This article was produced by the Commission and appeared in the August 2008 issue of the Law Institute Journal.
The Victorian Law Reform Commission is calling for submissions to a consultation paper on the law as it relates to people with a disability who rely on assistance animals.
Submissions will inform the Commission’s final report and recommendations which will go to the Attorney-General by 30 September 2008.
The project began when the Commission received a request from the Victorian Equal Opportunity and Human Rights Commission (VEOHRC) to examine the law in Victoria as it relates to people with a disability who rely on assistance animals.
This falls within the function of the Commission is to examine any matter that raises relatively minor legal issues that are of general community concern. The Commission refers to these types of inquiries as ‘community law reform projects’.
Past projects include a report on the failure to appear in response to bail, which was suggested by the Victorian Aboriginal Legal Service and a report on the regulation of residential tenancy database suggested by the Tenants Union of Victoria.

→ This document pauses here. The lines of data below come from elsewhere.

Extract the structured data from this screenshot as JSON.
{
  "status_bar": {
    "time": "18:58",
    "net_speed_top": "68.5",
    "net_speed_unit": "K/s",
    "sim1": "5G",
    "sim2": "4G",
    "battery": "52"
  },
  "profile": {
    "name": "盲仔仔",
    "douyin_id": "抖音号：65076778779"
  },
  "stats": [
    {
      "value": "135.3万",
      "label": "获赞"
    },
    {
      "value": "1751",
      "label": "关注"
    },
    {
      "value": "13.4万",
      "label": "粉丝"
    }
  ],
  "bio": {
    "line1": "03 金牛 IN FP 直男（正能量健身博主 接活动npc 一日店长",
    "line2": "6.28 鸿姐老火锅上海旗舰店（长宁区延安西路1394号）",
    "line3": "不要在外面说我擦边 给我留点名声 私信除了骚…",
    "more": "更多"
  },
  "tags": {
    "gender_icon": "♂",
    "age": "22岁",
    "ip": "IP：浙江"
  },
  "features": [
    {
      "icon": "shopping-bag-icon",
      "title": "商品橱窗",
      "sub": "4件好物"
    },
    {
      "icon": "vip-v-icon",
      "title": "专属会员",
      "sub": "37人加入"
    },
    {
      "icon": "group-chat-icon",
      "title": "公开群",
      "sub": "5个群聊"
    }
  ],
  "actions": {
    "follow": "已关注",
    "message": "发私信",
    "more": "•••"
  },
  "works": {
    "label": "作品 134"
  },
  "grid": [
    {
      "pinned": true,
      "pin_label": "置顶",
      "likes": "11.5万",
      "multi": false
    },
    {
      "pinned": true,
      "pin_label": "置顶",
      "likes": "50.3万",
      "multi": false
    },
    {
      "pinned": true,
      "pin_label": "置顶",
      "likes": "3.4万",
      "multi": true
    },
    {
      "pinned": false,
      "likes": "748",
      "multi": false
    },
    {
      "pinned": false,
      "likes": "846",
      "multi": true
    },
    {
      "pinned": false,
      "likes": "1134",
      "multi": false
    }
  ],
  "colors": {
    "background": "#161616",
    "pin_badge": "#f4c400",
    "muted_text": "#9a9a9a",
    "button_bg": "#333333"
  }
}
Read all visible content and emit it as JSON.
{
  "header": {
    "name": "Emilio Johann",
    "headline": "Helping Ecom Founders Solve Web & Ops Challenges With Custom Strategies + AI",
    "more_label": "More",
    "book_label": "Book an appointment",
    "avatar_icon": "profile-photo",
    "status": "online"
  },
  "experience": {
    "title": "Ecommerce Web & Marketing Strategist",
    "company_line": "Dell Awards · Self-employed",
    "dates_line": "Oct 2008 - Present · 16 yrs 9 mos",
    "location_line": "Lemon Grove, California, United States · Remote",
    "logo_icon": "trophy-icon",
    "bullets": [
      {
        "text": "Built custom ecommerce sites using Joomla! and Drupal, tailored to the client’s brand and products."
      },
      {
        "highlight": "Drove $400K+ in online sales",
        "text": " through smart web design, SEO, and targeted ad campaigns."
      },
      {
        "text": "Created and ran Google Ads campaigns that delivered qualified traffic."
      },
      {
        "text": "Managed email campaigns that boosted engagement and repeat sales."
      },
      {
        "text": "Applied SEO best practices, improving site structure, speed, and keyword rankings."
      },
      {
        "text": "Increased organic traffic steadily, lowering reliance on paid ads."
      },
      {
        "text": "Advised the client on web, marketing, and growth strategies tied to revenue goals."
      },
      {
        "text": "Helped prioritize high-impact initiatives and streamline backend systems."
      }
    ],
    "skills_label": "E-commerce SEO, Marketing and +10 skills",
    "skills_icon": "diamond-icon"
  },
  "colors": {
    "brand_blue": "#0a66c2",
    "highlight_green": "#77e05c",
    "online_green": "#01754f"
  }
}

The VEOHRC is concerned that Victorian law does not adequately protect the rights of such people and there may be cases where the lack of clarity and certainty in the law has led to discrimination.
In Victoria, there is no single law that deals comprehensively with assistance animals. There are four different Victorian Acts and 13 regulations containing provisions that apply to assistance animal partnerships.
In addition, there are Commonwealth laws that operate alongside Victorian laws and establish concurrent rights for all people with a disability using assistance animals, regardless of the type of disability or assistance animal.
It is likely that simpler, clearer laws will promote community understanding of the fact that people with a disability who have a trained assistance animal are entitled to be accompanied by the animal throughout their daily lives.
This consultation paper examines whether the law can be clarified and improved so that it better protects people’s rights.
The paper looks at the current legal and regulatory framework in Victoria and other Australian jurisdictions, as well as industry practice by those organisations which provide training and other services for assistance animals.
We provide a series of draft proposals that explain how we think some relatively minor changes to the law might improve the situation. We suggest changes to both equal opportunity legislation and the laws regulating animals.
In devising draft proposals the Commission has four main aims:
• to clarify and rationalise the legal right of a person with a disability to use a trained assistance animal throughout his or her daily life;
• to give greater operational effect to this legal right than currently exists by establishing the framework for an administrative system which would permit a person with a disability to easily establish that he/she was accompanied by a trained assistance animal;
• to promote community understanding of the fact that people with a disability who have a trained assistance animal are entitled to be accompanied by the animal throughout their daily lives; and
• to provide certainty for business and the community in relation to health, safety and hygiene issues associated with the use of assistance animals.
In addition to receiving submissions, the Commission will meet businesses, employers, service providers, transport operators, assistance animal training organisations, disability groups, local government, state government departments and statutory agencies to obtain feedback on our draft proposals.
The report is available online at www.lawreform.vic.gov.au and requests can be made for a spoken word copy on CD or in Braille.